1 Protein – Consume protein rich sources with all meals and following a workout (within an hour) to build and repair muscles.1 Beans, soy products like soymilk, tofu, and tempeh, nuts and seeds, nut and seed butters, protein fortified grains, 1% cow’s milk, low-fat Greek yogurt, kefir, cheese, fish, eggs, and lean meats are all good sources of protein. Protein suggestions from a position paper from the Academy of Nutrition and Dietetics, Dietitians of Canada, and the the American College of Sports Medicine indicate that adult athletes may benefit from consuming 1.2 to 2 grams of protein per kilogram body weight per day.1 To convert your weight from pounds to kilograms just divide your weight in pounds by 2.2. Avoid overconsuming protein because doing so may over burden the kidneys as well as contribute to dehydration.
Examples for post workout nutrition may include:
smoothie made with Greek yogurt and fruit 🍓
peanut or sunflower butter and jelly sandwich

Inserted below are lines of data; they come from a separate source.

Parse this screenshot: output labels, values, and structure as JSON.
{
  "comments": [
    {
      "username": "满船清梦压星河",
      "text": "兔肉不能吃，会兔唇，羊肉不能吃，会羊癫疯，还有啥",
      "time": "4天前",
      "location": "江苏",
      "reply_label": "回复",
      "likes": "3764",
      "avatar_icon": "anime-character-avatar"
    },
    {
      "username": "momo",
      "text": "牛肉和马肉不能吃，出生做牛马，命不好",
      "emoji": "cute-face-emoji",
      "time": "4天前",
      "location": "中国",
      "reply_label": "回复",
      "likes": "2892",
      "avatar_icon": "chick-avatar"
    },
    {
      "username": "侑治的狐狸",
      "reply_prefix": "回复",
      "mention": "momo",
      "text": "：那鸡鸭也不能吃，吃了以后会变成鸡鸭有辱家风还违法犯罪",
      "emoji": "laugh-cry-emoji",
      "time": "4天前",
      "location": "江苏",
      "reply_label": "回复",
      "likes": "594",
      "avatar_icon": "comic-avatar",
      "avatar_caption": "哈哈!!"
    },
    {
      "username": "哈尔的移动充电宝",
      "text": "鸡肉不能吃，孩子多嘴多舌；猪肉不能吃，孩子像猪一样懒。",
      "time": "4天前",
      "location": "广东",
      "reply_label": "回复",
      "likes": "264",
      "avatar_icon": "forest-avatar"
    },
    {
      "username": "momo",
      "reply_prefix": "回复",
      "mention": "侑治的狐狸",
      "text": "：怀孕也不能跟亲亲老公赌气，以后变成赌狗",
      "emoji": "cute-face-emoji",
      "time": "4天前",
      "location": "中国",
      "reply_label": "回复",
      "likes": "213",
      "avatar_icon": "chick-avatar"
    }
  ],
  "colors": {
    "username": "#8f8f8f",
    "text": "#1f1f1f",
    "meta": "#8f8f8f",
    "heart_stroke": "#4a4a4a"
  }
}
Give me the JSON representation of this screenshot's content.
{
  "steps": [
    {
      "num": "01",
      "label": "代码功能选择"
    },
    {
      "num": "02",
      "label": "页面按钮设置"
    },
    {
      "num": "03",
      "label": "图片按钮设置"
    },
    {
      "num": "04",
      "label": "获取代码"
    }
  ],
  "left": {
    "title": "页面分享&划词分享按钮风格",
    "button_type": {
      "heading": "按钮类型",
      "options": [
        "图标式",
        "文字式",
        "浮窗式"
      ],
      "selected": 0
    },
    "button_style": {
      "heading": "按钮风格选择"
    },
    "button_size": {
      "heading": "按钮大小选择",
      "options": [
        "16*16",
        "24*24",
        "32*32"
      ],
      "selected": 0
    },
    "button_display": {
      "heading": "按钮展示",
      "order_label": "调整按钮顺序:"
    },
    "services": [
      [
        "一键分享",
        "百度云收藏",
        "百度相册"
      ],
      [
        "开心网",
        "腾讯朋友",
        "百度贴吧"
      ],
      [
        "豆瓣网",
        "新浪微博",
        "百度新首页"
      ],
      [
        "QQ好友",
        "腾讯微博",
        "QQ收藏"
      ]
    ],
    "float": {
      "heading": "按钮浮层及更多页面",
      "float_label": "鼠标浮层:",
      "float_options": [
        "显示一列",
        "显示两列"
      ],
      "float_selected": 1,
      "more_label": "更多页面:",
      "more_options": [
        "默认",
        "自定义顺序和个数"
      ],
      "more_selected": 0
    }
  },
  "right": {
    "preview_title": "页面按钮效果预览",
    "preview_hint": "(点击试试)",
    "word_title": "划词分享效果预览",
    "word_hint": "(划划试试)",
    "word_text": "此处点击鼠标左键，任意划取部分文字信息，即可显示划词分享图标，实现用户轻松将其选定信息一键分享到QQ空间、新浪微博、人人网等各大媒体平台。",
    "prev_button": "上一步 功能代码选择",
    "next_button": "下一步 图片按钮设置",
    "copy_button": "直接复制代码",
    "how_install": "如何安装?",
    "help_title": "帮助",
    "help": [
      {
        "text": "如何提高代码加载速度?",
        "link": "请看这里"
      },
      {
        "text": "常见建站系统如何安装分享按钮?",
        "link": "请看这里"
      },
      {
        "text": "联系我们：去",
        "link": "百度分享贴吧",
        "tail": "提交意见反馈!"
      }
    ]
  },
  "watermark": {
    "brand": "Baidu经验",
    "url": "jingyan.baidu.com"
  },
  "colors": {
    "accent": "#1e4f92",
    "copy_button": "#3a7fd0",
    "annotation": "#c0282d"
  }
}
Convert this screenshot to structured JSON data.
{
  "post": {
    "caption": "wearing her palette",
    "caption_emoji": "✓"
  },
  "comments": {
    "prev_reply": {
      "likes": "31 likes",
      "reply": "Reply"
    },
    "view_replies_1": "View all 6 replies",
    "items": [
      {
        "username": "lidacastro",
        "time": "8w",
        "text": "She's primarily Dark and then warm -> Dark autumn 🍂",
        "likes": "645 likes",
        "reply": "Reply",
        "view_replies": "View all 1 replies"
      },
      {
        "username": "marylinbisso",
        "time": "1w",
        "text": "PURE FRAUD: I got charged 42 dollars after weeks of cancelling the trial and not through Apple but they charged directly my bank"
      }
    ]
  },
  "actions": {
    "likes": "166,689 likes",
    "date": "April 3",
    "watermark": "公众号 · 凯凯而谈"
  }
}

2 Variety and Amounts – Eat a variety of nutrient dense foods that include sources of carbohydrates such as whole grains, beans, peas, lentils, fruits, vegetables, soymilk, low-fat cow’s milk, and Greek yogurt providing ample amounts of energy. Eating too few calories over the day may result in muscle loss.
Try making your own natural nutrient dense energy balls or granola to add to a meal or snack.
3 Hydration – Stay properly hydrated🥤. Dehydration can adversely affect exercise performance. Drink appropriate amounts of water before, during, and after a workout. Replace fluid lost from sweat during a workout. Overhydration should be avoided as well.
Consider seeing a sports dietitian for individualized plans that will help with this process. Go to Eatright.org to “Find a Nutrition Expert” specializing in sports nutrition or check with your local hospital’s outpatient nutrition clinic or university wellness center for a referral to a sports dietitian near you. And of course, it is always best to check with your physician before making changes to your diet and exercise program especially if you have underlying medical issues.
1 Thomas DT, Erdman KA, Burke LM. Position of the Academy of Nutrition and Dietetics, Dietitians of Canada, and the American College of Sports Medicine: nutrition and athletic performance. J Acad Nutr Diet. 2016;116(3):501-528.